It’s obvious that New Yorkers know all about this Mid-Hudson hide-away but why not the Capital Region? We’re only a short 90 minute drive from a masterfully renovated farmhouse with modern cottages and stunning views of the Hudson River.
This is Buttermilk Falls Inn & Spa, a riverfront retreat tucked away on 70-acres of private woods with gardens, trails and yes, even a waterfall, in Milton, NY.
On a cold, windy day in December, Buttermilk reveals it’s magnificence with lighted bridges and decorated Christmas trees.
Jordan, the Front House Manager, gives me a tour of the property aboard his golf cart. He points out the large stone patio on a bluff overlooking the Hudson, popular with marrying couples and family reunions.
Next to the tennis court, Jordan unlocks the latest addition to boutique lodging – The Riverknoll House.
“Am I in Malibu or Milton?” I ask myself…
This contemporary concept rental is aglow with unique amenities – a gourmet kitchen with a triangle island, bright, open, floor-to-ceiling windows and large decks.
Jordan assures me the building is an original 19th century structure. The chic open floor plan preserves the charm of a farmhouse with hardwood flooring and rustic wood-burning fireplaces.
Unfortunately, I’m not here to spend the night.

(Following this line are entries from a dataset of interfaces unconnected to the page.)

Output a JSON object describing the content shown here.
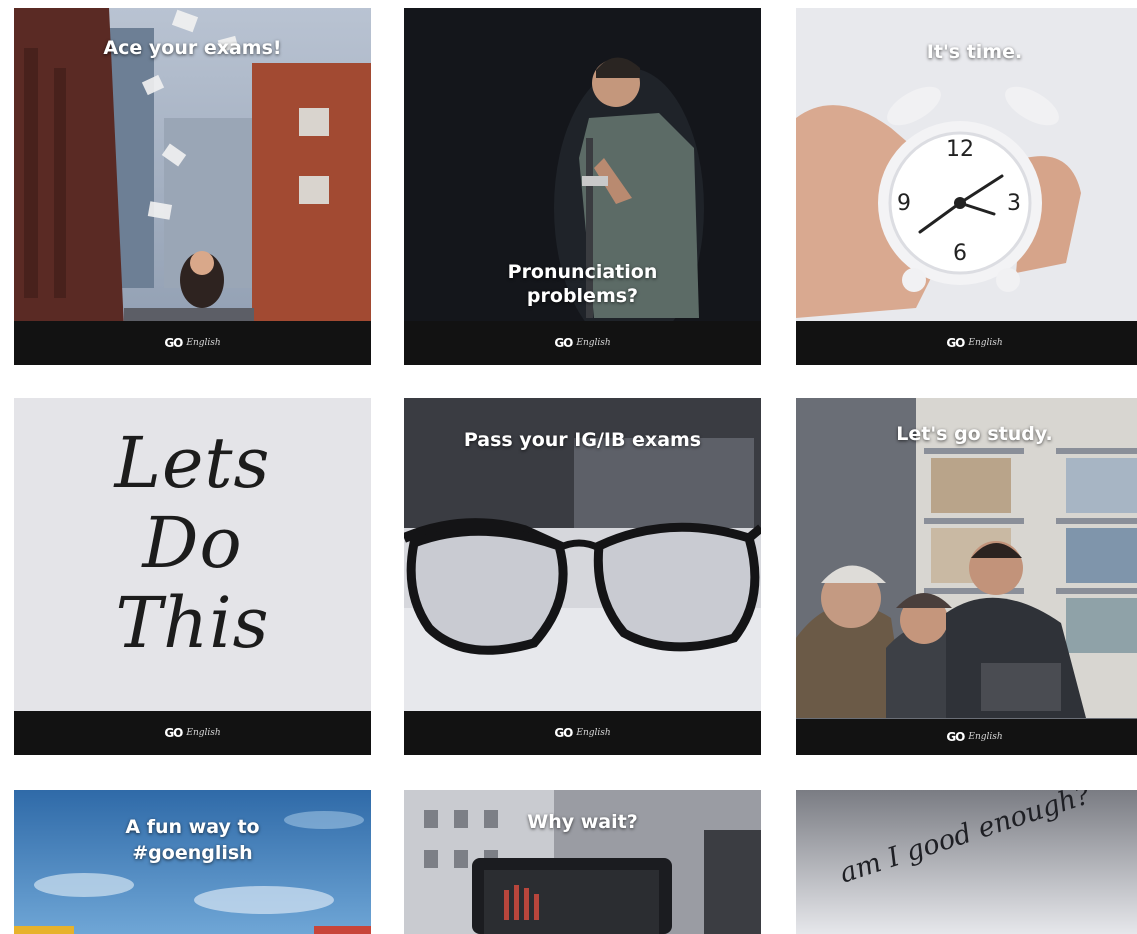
{
  "brand": {
    "mark": "GO",
    "word": "English"
  },
  "tiles": [
    {
      "caption": "Ace your exams!"
    },
    {
      "caption": "Pronunciation problems?"
    },
    {
      "caption": "It's time."
    },
    {
      "caption": "Lets Do This"
    },
    {
      "caption": "Pass your IG/IB exams"
    },
    {
      "caption": "Let's go study."
    },
    {
      "caption": "A fun way to #goenglish"
    },
    {
      "caption": "Why wait?"
    },
    {
      "caption": "am I good enough?"
    }
  ],
  "clock_numbers": [
    "12",
    "3",
    "6",
    "9"
  ],
  "colors": {
    "brand_bar": "#121212",
    "caption": "#ffffff"
  }
}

Instead, a cocktail and dinner awaits me at Henry’s Farm to Table restaurant. Henry is the name of the owner’s son, a self-effacing business tycoon who bashfully brushes off my request for a photo and interview.
Menu items at Henry’s are handpicked from a culinary harvest by Executive Chef Paul Kelly. Poultry and meat come from nearby farms like Coach Farm, Hudson Valley Cattle Company and Labelle Farms. Vegetables, fruits and herbs are grown on-site. Local isn’t a trend here – it’s a mantra.
Tomorrow’s blog will expand on mouthwatering dishes including cocktails made with distilled whiskey and Prohibition era vodka, both made in New York State, of course.